[Saved data entries]
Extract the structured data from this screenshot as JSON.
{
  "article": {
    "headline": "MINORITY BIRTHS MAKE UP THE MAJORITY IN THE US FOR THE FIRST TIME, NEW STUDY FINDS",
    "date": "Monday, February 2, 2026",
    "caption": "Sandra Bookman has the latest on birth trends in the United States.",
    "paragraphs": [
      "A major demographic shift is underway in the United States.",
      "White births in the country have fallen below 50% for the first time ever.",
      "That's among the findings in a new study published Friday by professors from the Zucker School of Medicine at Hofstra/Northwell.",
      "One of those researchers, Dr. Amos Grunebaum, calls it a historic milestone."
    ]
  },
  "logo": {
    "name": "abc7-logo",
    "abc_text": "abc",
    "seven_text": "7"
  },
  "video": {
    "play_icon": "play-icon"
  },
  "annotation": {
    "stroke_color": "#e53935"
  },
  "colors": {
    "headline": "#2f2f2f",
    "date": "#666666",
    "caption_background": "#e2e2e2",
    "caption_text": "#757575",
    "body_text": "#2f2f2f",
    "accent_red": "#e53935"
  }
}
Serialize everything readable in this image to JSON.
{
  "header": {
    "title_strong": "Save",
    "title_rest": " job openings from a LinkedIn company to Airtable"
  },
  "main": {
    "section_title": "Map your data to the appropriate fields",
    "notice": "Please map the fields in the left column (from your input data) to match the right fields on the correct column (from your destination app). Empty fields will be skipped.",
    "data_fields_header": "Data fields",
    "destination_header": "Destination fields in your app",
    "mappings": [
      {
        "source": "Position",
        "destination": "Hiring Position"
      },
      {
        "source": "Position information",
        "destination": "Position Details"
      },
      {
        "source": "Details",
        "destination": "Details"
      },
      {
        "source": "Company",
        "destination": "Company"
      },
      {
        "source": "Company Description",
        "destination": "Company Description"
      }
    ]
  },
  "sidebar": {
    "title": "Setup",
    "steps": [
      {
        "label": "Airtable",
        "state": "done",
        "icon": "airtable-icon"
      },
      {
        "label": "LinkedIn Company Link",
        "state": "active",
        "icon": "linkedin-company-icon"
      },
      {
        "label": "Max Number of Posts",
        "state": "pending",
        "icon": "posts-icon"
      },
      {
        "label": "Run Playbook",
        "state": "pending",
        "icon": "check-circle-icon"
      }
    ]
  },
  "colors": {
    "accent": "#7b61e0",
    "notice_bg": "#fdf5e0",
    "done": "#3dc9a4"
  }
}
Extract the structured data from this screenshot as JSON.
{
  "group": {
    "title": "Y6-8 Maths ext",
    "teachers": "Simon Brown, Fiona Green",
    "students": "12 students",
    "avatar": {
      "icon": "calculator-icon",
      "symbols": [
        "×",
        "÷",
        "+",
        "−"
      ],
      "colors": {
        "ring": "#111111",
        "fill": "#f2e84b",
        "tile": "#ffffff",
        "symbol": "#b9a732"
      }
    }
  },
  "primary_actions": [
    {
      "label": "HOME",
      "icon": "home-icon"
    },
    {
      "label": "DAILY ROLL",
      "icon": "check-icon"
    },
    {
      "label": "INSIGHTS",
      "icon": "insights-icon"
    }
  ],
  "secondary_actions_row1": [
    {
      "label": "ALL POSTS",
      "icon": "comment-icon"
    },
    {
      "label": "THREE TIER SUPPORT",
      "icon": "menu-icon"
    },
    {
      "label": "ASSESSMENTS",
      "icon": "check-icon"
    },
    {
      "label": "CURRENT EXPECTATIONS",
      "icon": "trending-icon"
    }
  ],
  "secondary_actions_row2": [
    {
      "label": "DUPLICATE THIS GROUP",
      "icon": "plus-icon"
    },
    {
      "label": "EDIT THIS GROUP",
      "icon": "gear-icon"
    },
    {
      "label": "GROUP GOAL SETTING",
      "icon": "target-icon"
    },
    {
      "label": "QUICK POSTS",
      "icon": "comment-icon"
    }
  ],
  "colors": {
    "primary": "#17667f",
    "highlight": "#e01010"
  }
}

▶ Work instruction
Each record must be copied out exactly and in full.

▶ Result of the exercise
Extract the structured data from this screenshot as JSON.
{
  "article": {
    "headline": "MINORITY BIRTHS MAKE UP THE MAJORITY IN THE US FOR THE FIRST TIME, NEW STUDY FINDS",
    "date": "Monday, February 2, 2026",
    "caption": "Sandra Bookman has the latest on birth trends in the United States.",
    "paragraphs": [
      "A major demographic shift is underway in the United States.",
      "White births in the country have fallen below 50% for the first time ever.",
      "That's among the findings in a new study published Friday by professors from the Zucker School of Medicine at Hofstra/Northwell.",
      "One of those researchers, Dr. Amos Grunebaum, calls it a historic milestone."
    ]
  },
  "logo": {
    "name": "abc7-logo",
    "abc_text": "abc",
    "seven_text": "7"
  },
  "video": {
    "play_icon": "play-icon"
  },
  "annotation": {
    "stroke_color": "#e53935"
  },
  "colors": {
    "headline": "#2f2f2f",
    "date": "#666666",
    "caption_background": "#e2e2e2",
    "caption_text": "#757575",
    "body_text": "#2f2f2f",
    "accent_red": "#e53935"
  }
}
Serialize everything readable in this image to JSON.
{
  "header": {
    "title_strong": "Save",
    "title_rest": " job openings from a LinkedIn company to Airtable"
  },
  "main": {
    "section_title": "Map your data to the appropriate fields",
    "notice": "Please map the fields in the left column (from your input data) to match the right fields on the correct column (from your destination app). Empty fields will be skipped.",
    "data_fields_header": "Data fields",
    "destination_header": "Destination fields in your app",
    "mappings": [
      {
        "source": "Position",
        "destination": "Hiring Position"
      },
      {
        "source": "Position information",
        "destination": "Position Details"
      },
      {
        "source": "Details",
        "destination": "Details"
      },
      {
        "source": "Company",
        "destination": "Company"
      },
      {
        "source": "Company Description",
        "destination": "Company Description"
      }
    ]
  },
  "sidebar": {
    "title": "Setup",
    "steps": [
      {
        "label": "Airtable",
        "state": "done",
        "icon": "airtable-icon"
      },
      {
        "label": "LinkedIn Company Link",
        "state": "active",
        "icon": "linkedin-company-icon"
      },
      {
        "label": "Max Number of Posts",
        "state": "pending",
        "icon": "posts-icon"
      },
      {
        "label": "Run Playbook",
        "state": "pending",
        "icon": "check-circle-icon"
      }
    ]
  },
  "colors": {
    "accent": "#7b61e0",
    "notice_bg": "#fdf5e0",
    "done": "#3dc9a4"
  }
}
Extract the structured data from this screenshot as JSON.
{
  "group": {
    "title": "Y6-8 Maths ext",
    "teachers": "Simon Brown, Fiona Green",
    "students": "12 students",
    "avatar": {
      "icon": "calculator-icon",
      "symbols": [
        "×",
        "÷",
        "+",
        "−"
      ],
      "colors": {
        "ring": "#111111",
        "fill": "#f2e84b",
        "tile": "#ffffff",
        "symbol": "#b9a732"
      }
    }
  },
  "primary_actions": [
    {
      "label": "HOME",
      "icon": "home-icon"
    },
    {
      "label": "DAILY ROLL",
      "icon": "check-icon"
    },
    {
      "label": "INSIGHTS",
      "icon": "insights-icon"
    }
  ],
  "secondary_actions_row1": [
    {
      "label": "ALL POSTS",
      "icon": "comment-icon"
    },
    {
      "label": "THREE TIER SUPPORT",
      "icon": "menu-icon"
    },
    {
      "label": "ASSESSMENTS",
      "icon": "check-icon"
    },
    {
      "label": "CURRENT EXPECTATIONS",
      "icon": "trending-icon"
    }
  ],
  "secondary_actions_row2": [
    {
      "label": "DUPLICATE THIS GROUP",
      "icon": "plus-icon"
    },
    {
      "label": "EDIT THIS GROUP",
      "icon": "gear-icon"
    },
    {
      "label": "GROUP GOAL SETTING",
      "icon": "target-icon"
    },
    {
      "label": "QUICK POSTS",
      "icon": "comment-icon"
    }
  ],
  "colors": {
    "primary": "#17667f",
    "highlight": "#e01010"
  }
}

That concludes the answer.